“God grant me the serenity to accept the things I cannot change, courage to change the things I can, and wisdom to know the difference.” – The Serenity Prayer
Great peace of mind comes from many sources, one of the more important ones being the ability to accept that some things that happen in life are beyond your control and you cannot do anything about them. If you are able to accept these events and just let them pass through your life, you will avoid the unnecessary stress that comes from worrying about the inevitable.
I recently experienced a series of events that tested my ability to not only accept that which I cannot change, but to also correctly determine which things are under my control and which ones are not.
It started very simply. I was driving around a parking lot, looking for a space, when I noticed an elderly gentleman struggling to get out of the driver’s seat of his car. He was in a handicapped spot, had very skinny arms and legs, and a cane. As much as he tried, he could not get up out of his seat. I saw two people walk right by him and offer no assistance. I decided that as soon as I parked, I would rush over to help him. In my eagerness to help him, I forgot that I had plugged my phone into my charger and left it in the car.
When I arrived at the gentleman’s car, he was still sitting in the driver’s seat. I asked him politely if he needed any help. He glared at me and said no, he did not. And after a pause said thank you. I proceeded to do my shopping and after several minutes noticed that I did not have my phone. I returned quickly to my car, and saw that I had several missed phone calls. I called the person back, but the fact that I had missed the initial calls had already put me in a very difficult situation which I did my best to rectify.
My initial knee-jerk reaction was: “This is what happens when you try to be nice to someone. I go out of my way to help someone who rejects my help and in the process create a huge headache for myself.” The next logical knee-jerk reaction would have been: “Well, I’m never doing that again!” But then I would have learned nothing from this experience. So instead, when I had some time to think about it, I went through each of the events and evaluated them.
1. I noticed someone that I thought needed help and decided to help him. This is something that I could change in the future, but why should I? Wanting to help someone when it is fully in my ability to do so is a good thing. Why would I not do it again?
2. The person rejected my offer of help. Is this something that I could change? Very likely not. I may have startled him, he may have been worried for his safety, he may have been too proud to accept help, or maybe there was some other reason that I haven’t thought of.
3. Someone called me when I didn’t have my phone. I have no control over when someone might call me so I can’t change this.
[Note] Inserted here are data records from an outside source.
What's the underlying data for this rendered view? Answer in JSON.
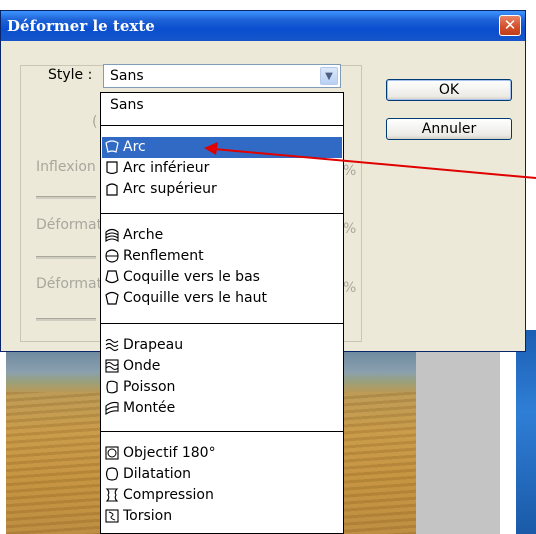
{
  "dialog": {
    "title": "Déformer le texte",
    "close_symbol": "✕",
    "style_label": "Style :",
    "style_value": "Sans",
    "ok_label": "OK",
    "cancel_label": "Annuler",
    "faded_labels": [
      "Inflexion",
      "Déformat",
      "Déformat"
    ],
    "faded_marks": [
      "(",
      "%",
      "%",
      "%"
    ]
  },
  "dropdown": {
    "items": [
      {
        "label": "Sans",
        "icon": "none"
      },
      {
        "label": "Arc",
        "icon": "arc-icon",
        "selected": true
      },
      {
        "label": "Arc inférieur",
        "icon": "arc-lower-icon"
      },
      {
        "label": "Arc supérieur",
        "icon": "arc-upper-icon"
      },
      {
        "label": "Arche",
        "icon": "arch-icon"
      },
      {
        "label": "Renflement",
        "icon": "bulge-icon"
      },
      {
        "label": "Coquille vers le bas",
        "icon": "shell-lower-icon"
      },
      {
        "label": "Coquille vers le haut",
        "icon": "shell-upper-icon"
      },
      {
        "label": "Drapeau",
        "icon": "flag-icon"
      },
      {
        "label": "Onde",
        "icon": "wave-icon"
      },
      {
        "label": "Poisson",
        "icon": "fish-icon"
      },
      {
        "label": "Montée",
        "icon": "rise-icon"
      },
      {
        "label": "Objectif 180°",
        "icon": "fisheye-icon"
      },
      {
        "label": "Dilatation",
        "icon": "inflate-icon"
      },
      {
        "label": "Compression",
        "icon": "squeeze-icon"
      },
      {
        "label": "Torsion",
        "icon": "twist-icon"
      }
    ]
  },
  "colors": {
    "selection": "#316ac5",
    "arrow": "#e00000",
    "titlebar": "#0a4fd0"
  }
}
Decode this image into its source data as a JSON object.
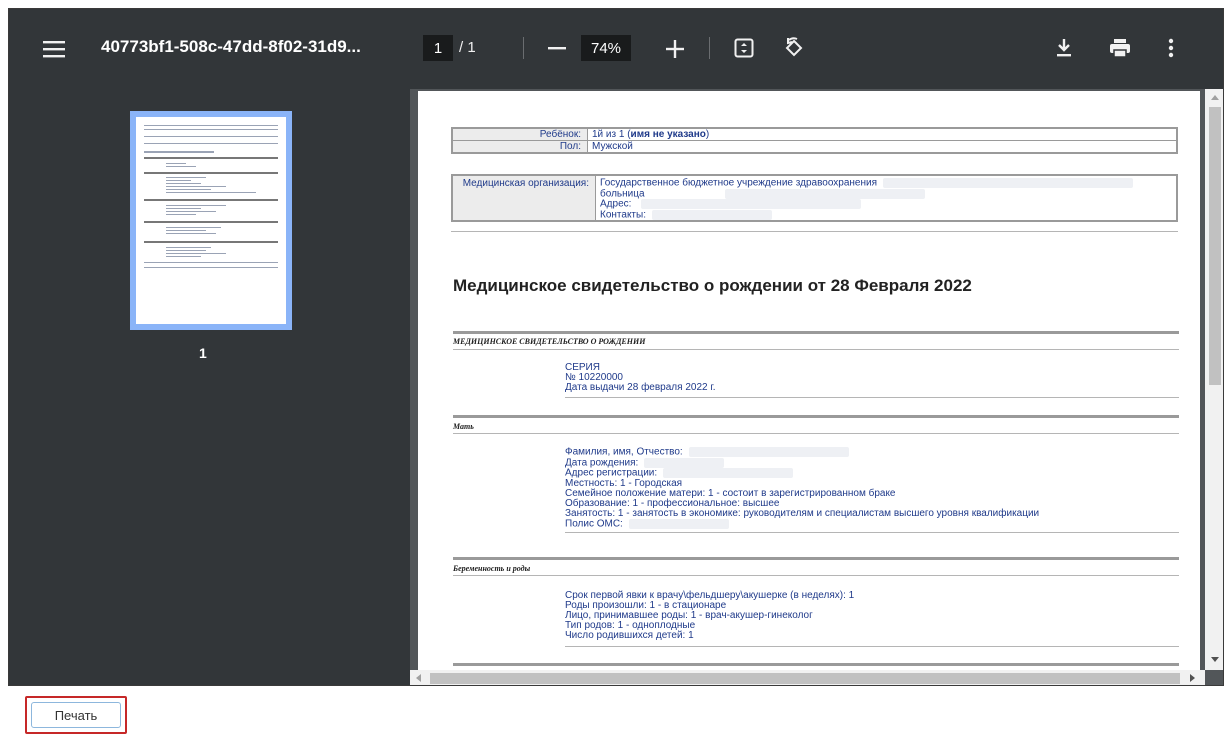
{
  "toolbar": {
    "title": "40773bf1-508c-47dd-8f02-31d9...",
    "page_current": "1",
    "page_total": "/ 1",
    "zoom": "74%"
  },
  "sidebar": {
    "thumb_page_number": "1"
  },
  "document": {
    "child_table": [
      {
        "label": "Ребёнок:",
        "value_prefix": "1й из 1 (",
        "value_bold": "имя не указано",
        "value_suffix": ")"
      },
      {
        "label": "Пол:",
        "value": "Мужской"
      }
    ],
    "org_table": {
      "label": "Медицинская организация:",
      "lines": [
        "Государственное бюджетное учреждение здравоохранения",
        "больница",
        "Адрес:",
        "Контакты:"
      ]
    },
    "heading": "Медицинское свидетельство о рождении от 28 Февраля 2022",
    "sections": [
      {
        "title": "МЕДИЦИНСКОЕ СВИДЕТЕЛЬСТВО О РОЖДЕНИИ",
        "lines": [
          "СЕРИЯ",
          "№ 10220000",
          "Дата выдачи 28 февраля 2022 г."
        ]
      },
      {
        "title": "Мать",
        "lines": [
          "Фамилия, имя, Отчество:",
          "Дата рождения:",
          "Адрес регистрации:",
          "Местность: 1 - Городская",
          "Семейное положение матери: 1 - состоит в зарегистрированном браке",
          "Образование: 1 - профессиональное: высшее",
          "Занятость: 1 - занятость в экономике: руководителям и специалистам высшего уровня квалификации",
          "Полис ОМС:"
        ]
      },
      {
        "title": "Беременность и роды",
        "lines": [
          "Срок первой явки к врачу\\фельдшеру\\акушерке (в неделях): 1",
          "Роды произошли: 1 - в стационаре",
          "Лицо, принимавшее роды: 1 - врач-акушер-гинеколог",
          "Тип родов: 1 - одноплодные",
          "Число родившихся детей: 1"
        ]
      }
    ]
  },
  "footer": {
    "print_label": "Печать"
  },
  "colors": {
    "toolbar_bg": "#323639",
    "viewer_bg": "#525659",
    "thumb_highlight": "#8ab4f8",
    "print_border": "#c62828"
  }
}
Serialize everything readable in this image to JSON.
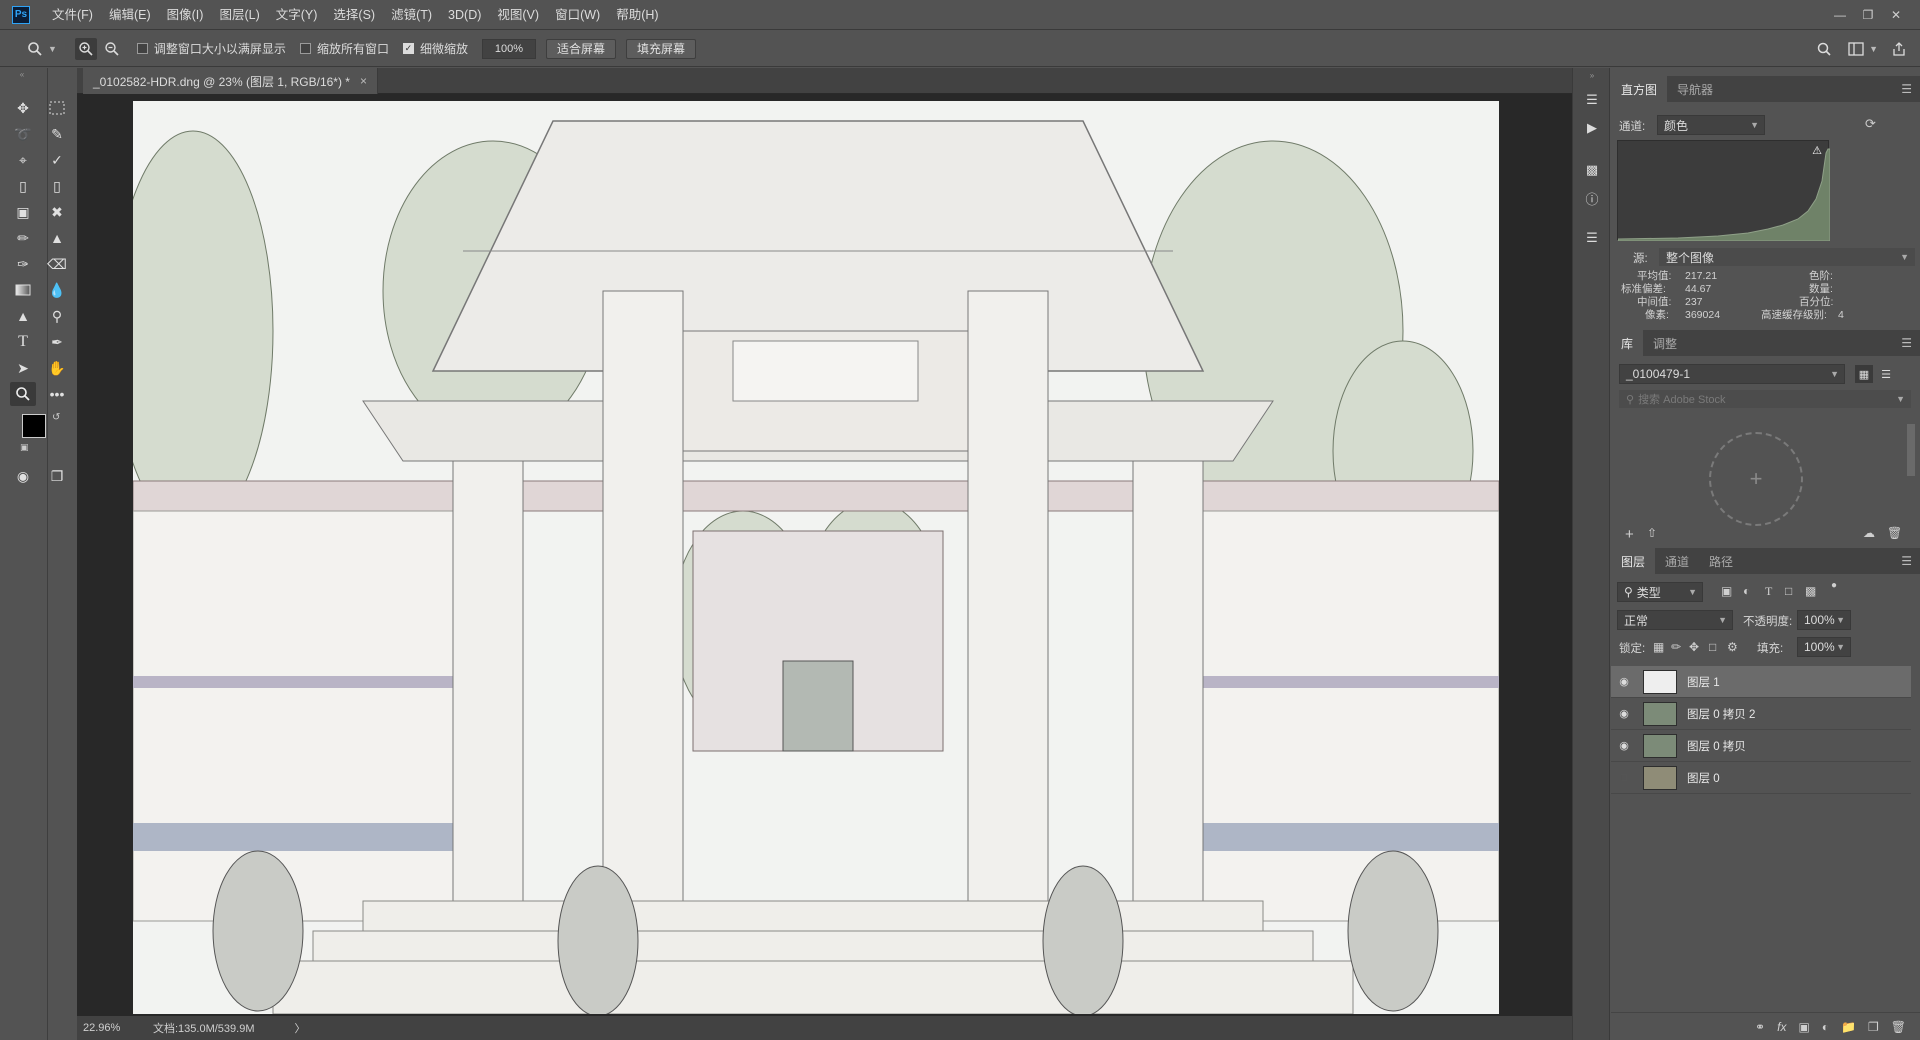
{
  "app": {
    "logo": "Ps"
  },
  "menubar": {
    "items": [
      "文件(F)",
      "编辑(E)",
      "图像(I)",
      "图层(L)",
      "文字(Y)",
      "选择(S)",
      "滤镜(T)",
      "3D(D)",
      "视图(V)",
      "窗口(W)",
      "帮助(H)"
    ]
  },
  "options": {
    "resize_windows": "调整窗口大小以满屏显示",
    "zoom_all": "缩放所有窗口",
    "scrubby_zoom": "细微缩放",
    "zoom_value": "100%",
    "fit_screen": "适合屏幕",
    "fill_screen": "填充屏幕"
  },
  "document": {
    "tab_title": "_0102582-HDR.dng @ 23% (图层 1, RGB/16*) *",
    "close": "×"
  },
  "status": {
    "zoom": "22.96%",
    "doc_size": "文档:135.0M/539.9M",
    "arrow": "〉"
  },
  "histogram_panel": {
    "tabs": [
      "直方图",
      "导航器"
    ],
    "channel_label": "通道:",
    "channel_value": "颜色",
    "source_label": "源:",
    "source_value": "整个图像",
    "stats": {
      "mean_label": "平均值:",
      "mean": "217.21",
      "stddev_label": "标准偏差:",
      "stddev": "44.67",
      "median_label": "中间值:",
      "median": "237",
      "pixels_label": "像素:",
      "pixels": "369024",
      "level_label": "色阶:",
      "count_label": "数量:",
      "percentile_label": "百分位:",
      "cache_label": "高速缓存级别:",
      "cache": "4"
    }
  },
  "library_panel": {
    "tabs": [
      "库",
      "调整"
    ],
    "library_value": "_0100479-1",
    "search_placeholder": "搜索 Adobe Stock",
    "plus": "+"
  },
  "layers_panel": {
    "tabs": [
      "图层",
      "通道",
      "路径"
    ],
    "filter_kind": "类型",
    "blend_mode": "正常",
    "opacity_label": "不透明度:",
    "opacity": "100%",
    "lock_label": "锁定:",
    "fill_label": "填充:",
    "fill": "100%",
    "layers": [
      {
        "name": "图层 1",
        "visible": true,
        "selected": true
      },
      {
        "name": "图层 0 拷贝 2",
        "visible": true,
        "selected": false
      },
      {
        "name": "图层 0 拷贝",
        "visible": true,
        "selected": false
      },
      {
        "name": "图层 0",
        "visible": false,
        "selected": false
      }
    ]
  }
}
4. The caller became extremely aggravated when he couldn’t reach me. I have no control over another person’s actions or reactions so I can’t change this either.
5. So here is the ONLY event that I both can and should change: I forgot my phone in the car. When charging my phone, I would typically place it in the cup holder because that way the cord from the charger wouldn’t get in the way of the gear shift. I figured out that by stretching the coiled cord and jamming it between the seat and the armrest, I can extend it far enough to place the phone in my lap and still not interfere with the gear shift. If the phone is in my lap, the odds that I will forget it in the car again are almost zero. Is it absolutely foolproof? No, but almost nothing is (another thing that I need to accept).
By evaluating that series of events and determining what I had to accept and let go, and what I had to change and improve, my peace of mind was greatly increased. The next time something like this happens to you, go through the exercise of evaluating each event independently. Have the serenity to accept those you cannot change, the courage to change those you can, and the wisdom to see the difference.